Which lines of the entries hold the string "None"? Copy each one.

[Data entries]
↓↓↓
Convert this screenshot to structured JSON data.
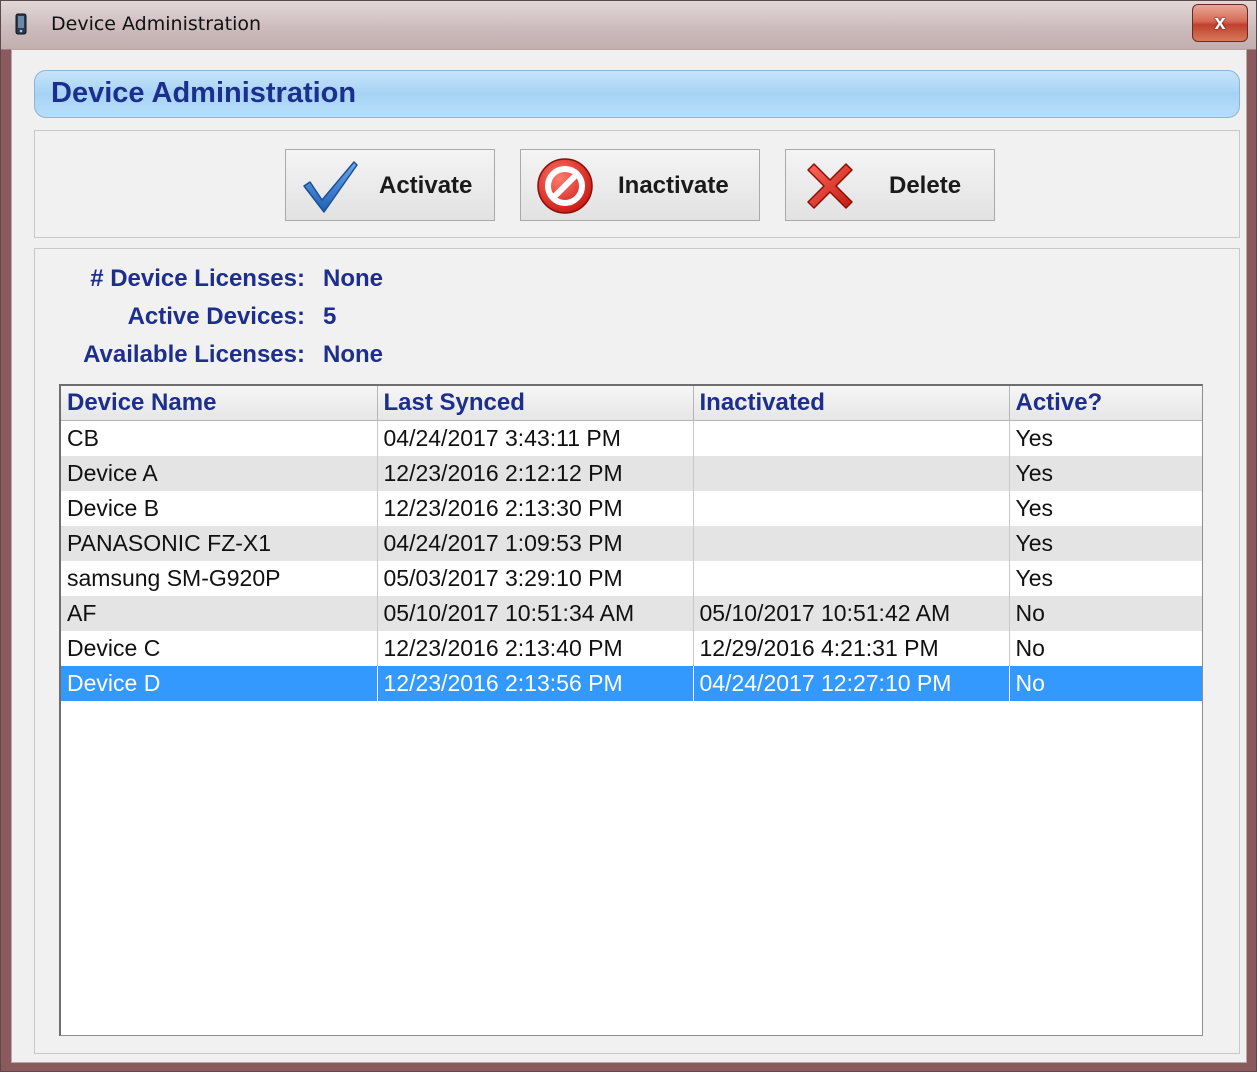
{
  "window": {
    "title": "Device Administration",
    "close_label": "x"
  },
  "header": {
    "title": "Device Administration"
  },
  "toolbar": {
    "activate_label": "Activate",
    "inactivate_label": "Inactivate",
    "delete_label": "Delete"
  },
  "icons": {
    "title": "device-icon",
    "activate": "checkmark-icon",
    "inactivate": "prohibited-icon",
    "delete": "red-x-icon"
  },
  "colors": {
    "header_text": "#1d2f8c",
    "selection": "#3399ff",
    "header_bar": "#a6d3f4"
  },
  "summary": {
    "device_licenses_label": "# Device Licenses:",
    "device_licenses_value": "None",
    "active_devices_label": "Active Devices:",
    "active_devices_value": "5",
    "available_licenses_label": "Available Licenses:",
    "available_licenses_value": "None"
  },
  "grid": {
    "columns": [
      "Device Name",
      "Last Synced",
      "Inactivated",
      "Active?"
    ],
    "rows": [
      {
        "name": "CB",
        "last_synced": "04/24/2017 3:43:11 PM",
        "inactivated": "",
        "active": "Yes"
      },
      {
        "name": "Device A",
        "last_synced": "12/23/2016 2:12:12 PM",
        "inactivated": "",
        "active": "Yes"
      },
      {
        "name": "Device B",
        "last_synced": "12/23/2016 2:13:30 PM",
        "inactivated": "",
        "active": "Yes"
      },
      {
        "name": "PANASONIC FZ-X1",
        "last_synced": "04/24/2017 1:09:53 PM",
        "inactivated": "",
        "active": "Yes"
      },
      {
        "name": "samsung SM-G920P",
        "last_synced": "05/03/2017 3:29:10 PM",
        "inactivated": "",
        "active": "Yes"
      },
      {
        "name": "AF",
        "last_synced": "05/10/2017 10:51:34 AM",
        "inactivated": "05/10/2017 10:51:42 AM",
        "active": "No"
      },
      {
        "name": "Device C",
        "last_synced": "12/23/2016 2:13:40 PM",
        "inactivated": "12/29/2016 4:21:31 PM",
        "active": "No"
      },
      {
        "name": "Device D",
        "last_synced": "12/23/2016 2:13:56 PM",
        "inactivated": "04/24/2017 12:27:10 PM",
        "active": "No"
      }
    ],
    "selected_index": 7
  }
}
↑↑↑
- RESPONSE TO THIS EXERCISE
    "device_licenses_value": "None",
    "available_licenses_value": "None"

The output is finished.